Carlyle's order book was oversubscribed several times over, said one source, with the top 20 financial institutions - many of them mutual funds - accounting for 75 percent of the deal.

Carlyle, which has taken many of its portfolio companies public since its founding in 1987, had marketed the original price range of its IPO as conservative. Its decision to scale back the price further on Wednesday contrasts sharply with the excitement over Blackstone Group LP's (BX.N)'s $4.1 billion IPO five years ago.

But the performance of alternative-asset management stocks has been lackluster since Blackstone started trading.

Blackstone's shares have tumbled 56 percent since its 2007 trading debut, while Apollo Global Management LLC (APO.N) has declined 32 percent. Oaktree Capital Group LLC (OAK.N), which went public in April, has fallen 6 percent.

Investors often complain that the balance sheets of these firms are too hard to value and that their earnings can rely excessively on carried interest, their cut of their funds' investment profits - which is often both cyclical and volatile.

RUBENSTEIN'S DASHED HOPES

Shares of Blackstone, KKR & Co LP (KKR.N) and Apollo all closed down on their first trading day from their opening price.
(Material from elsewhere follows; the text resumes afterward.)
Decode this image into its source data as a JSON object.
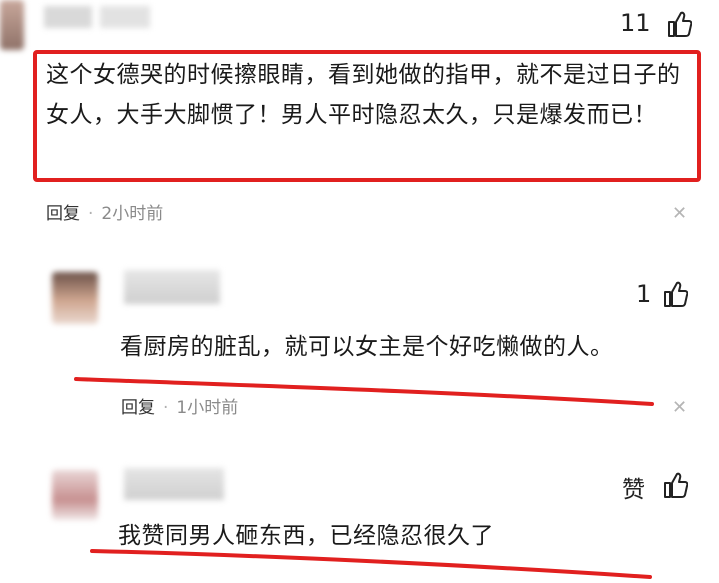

By finishing trading up, even by just 0.2 percent, Carlyle's shares outperformed.

To be sure, this was achieved in an adverse market that saw the S&P 500 Index .INX drop 0.8 percent on Thursday and the S&P Asset Management and Custody Banks Index .GSPAMCB drop by 1.4 percent.

But it wasn't enough for Carlyle co-founder David Rubenstein to save face. He had told investors during the company's road show that by valuing the firm conservatively, he hoped Carlyle's stock would rise after the firm went public, unlike the selloffs that followed the recent IPOs of its peers.
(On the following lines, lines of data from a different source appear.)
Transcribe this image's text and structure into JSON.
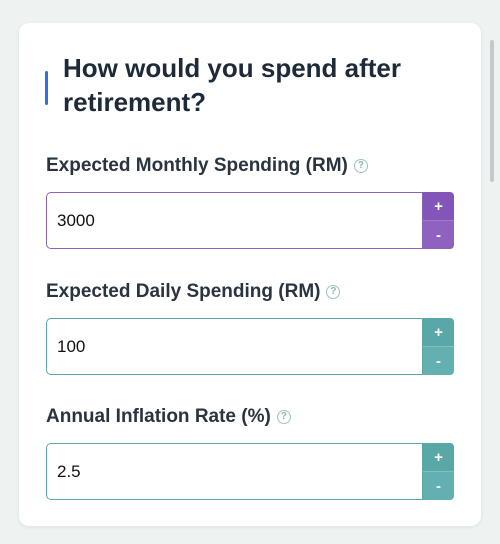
{
  "header": {
    "title": "How would you spend after retirement?"
  },
  "fields": [
    {
      "label": "Expected Monthly Spending (RM)",
      "value": "3000",
      "help_icon": "question-circle-icon",
      "plus": "+",
      "minus": "-"
    },
    {
      "label": "Expected Daily Spending (RM)",
      "value": "100",
      "help_icon": "question-circle-icon",
      "plus": "+",
      "minus": "-"
    },
    {
      "label": "Annual Inflation Rate (%)",
      "value": "2.5",
      "help_icon": "question-circle-icon",
      "plus": "+",
      "minus": "-"
    }
  ],
  "help_glyph": "?",
  "colors": {
    "accent": "#2f6fea",
    "teal": "#5aa7a8",
    "purple": "#8455b8"
  }
}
"Our principal focus in the offering was to attract a large number of highly respected institutional investors who support our emphasis on cash earnings and who will support our efforts to grow the firm over the long term. We think we have accomplished that objective," Rubenstein said in a statement after the market close on Thursday.

Rubenstein, together with the other two Carlyle founders -William Conway and Daniel D'Aniello - stayed behind the cameras on Thursday at the trading opening ceremony at Nasdaq in New York, as representatives from a charity of their choice rang the bell.

Carlyle invited Junior Achievement, the world's largest organization dedicated to teaching financial literacy, work readiness and entrepreneurship to young people, to do the honors.

Unlike Blackstone, KKR and Apollo, Carlyle spurned the New York Stock Exchange for Nasdaq. Carlyle Chief Financial Officer Adena Friedman joined the firm early last year from Nasdaq, where she had worked since 1993, serving in various positions until she became CFO of Nasdaq in August 2009.

(Reporting By Greg Roumeliotis and Olivia Oran in New York; Editing by Tim Dobbyn, Bernadette Baum, Matthew Lewis and Phil Berlowitz)

FILED UNDER: